Methods: One-dimensional confocal slit-scanning videomicroscopy of the human cornea was performed with an instrument mainly consisting of a scanning module, an image-intensifier video camera, a video monitor, and a synchronization unit for matching optical scan and video cycle with respect to frequency and phase. Light intensity or fluorescence intensity profiles through the cornea could be obtained by microphotometric recording of part of the imaging light. An immersion contact technique using an isotonic tear replacement liquid with thixotropic properties avoids any mechanical contact between the front lens of the microscope objective and the corneal surface.
Results: In normal human eyes, the corneal micromorphology could be made visible with satisfactory lateral and axial resolution and with good contrast.

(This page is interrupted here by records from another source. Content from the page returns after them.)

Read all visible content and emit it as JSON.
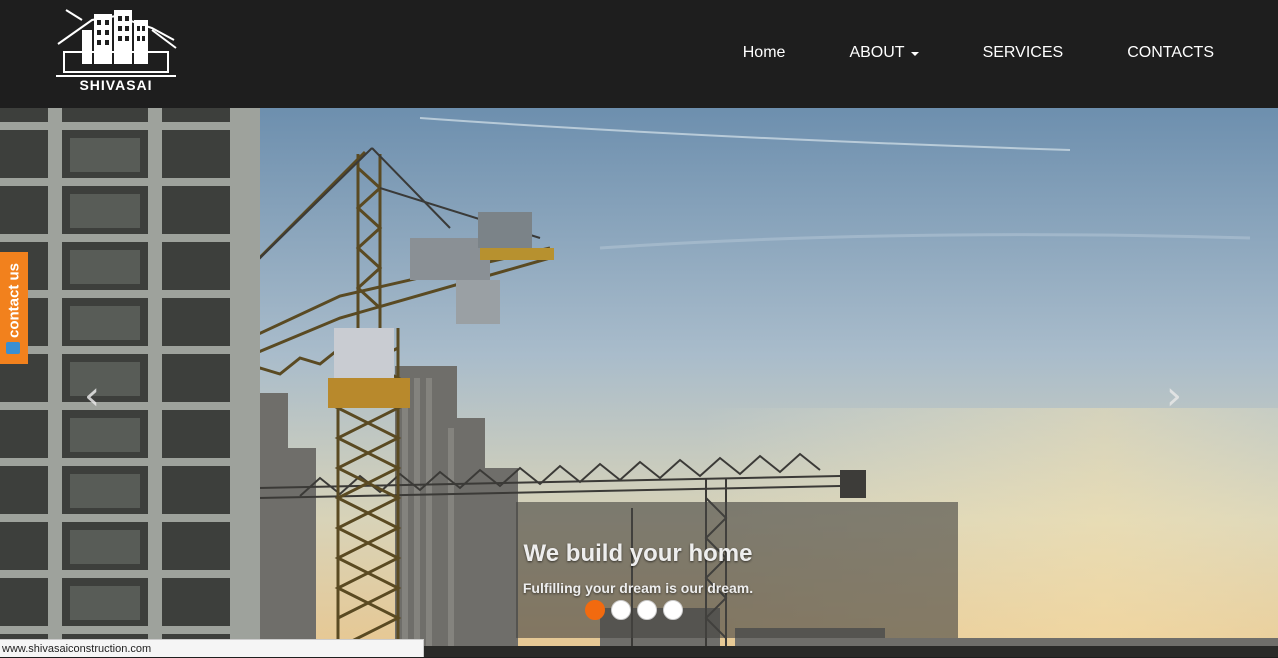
{
  "brand": {
    "name": "SHIVASAI"
  },
  "nav": {
    "items": [
      {
        "label": "Home"
      },
      {
        "label": "ABOUT"
      },
      {
        "label": "SERVICES"
      },
      {
        "label": "CONTACTS"
      }
    ]
  },
  "carousel": {
    "title": "We build your home",
    "subtitle": "Fulfilling your dream is our dream.",
    "slide_count": 4,
    "active_index": 0
  },
  "contact_tab": {
    "label": "contact us"
  },
  "status_bar": {
    "url": "www.shivasaiconstruction.com"
  },
  "colors": {
    "accent": "#f26a0f",
    "navbar": "#1e1e1e"
  }
}
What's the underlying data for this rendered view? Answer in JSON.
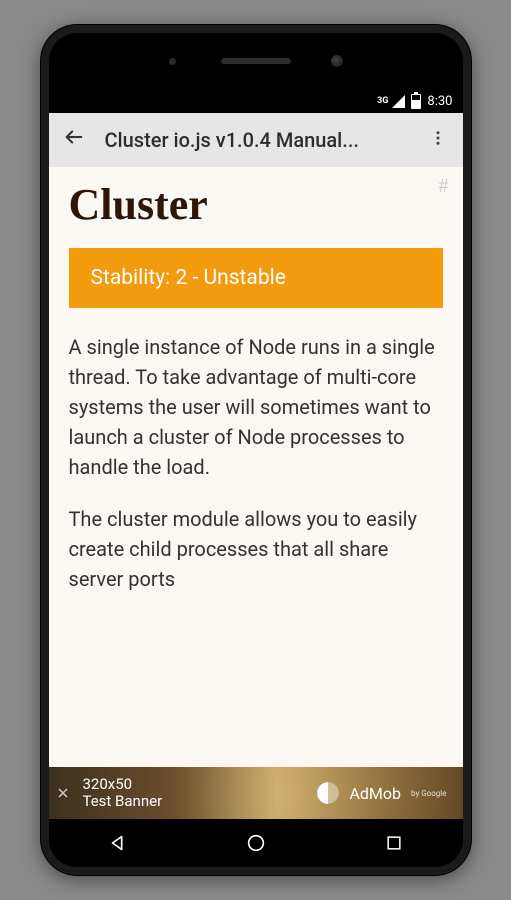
{
  "statusbar": {
    "network": "3G",
    "time": "8:30"
  },
  "appbar": {
    "title": "Cluster io.js v1.0.4 Manual..."
  },
  "page": {
    "heading": "Cluster",
    "hash": "#",
    "stability": "Stability: 2 - Unstable",
    "paragraph1": "A single instance of Node runs in a single thread. To take advantage of multi-core systems the user will sometimes want to launch a cluster of Node processes to handle the load.",
    "paragraph2": "The cluster module allows you to easily create child processes that all share server ports"
  },
  "ad": {
    "size_line1": "320x50",
    "size_line2": "Test Banner",
    "brand": "AdMob",
    "byline": "by Google"
  }
}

The separately focussed sections of the cornea showed the endothelial cells, the superficial, intermediary, and basal cells of the epithelium, as well as stromal keratocytes and nerves. Even in eyes with significant corneal opacities resulting from corneal edema, the endothelial pathology could be imaged with sufficient contrast.
Conclusion: The in vivo slit-scanning videomicroscopy offers real-time noninvasive and noncontact serial imaging of corneal subsegments with resolution and imaging contrast. Thus, an important step toward using confocal scanning microscopy for corneal diagnosis seems to be done.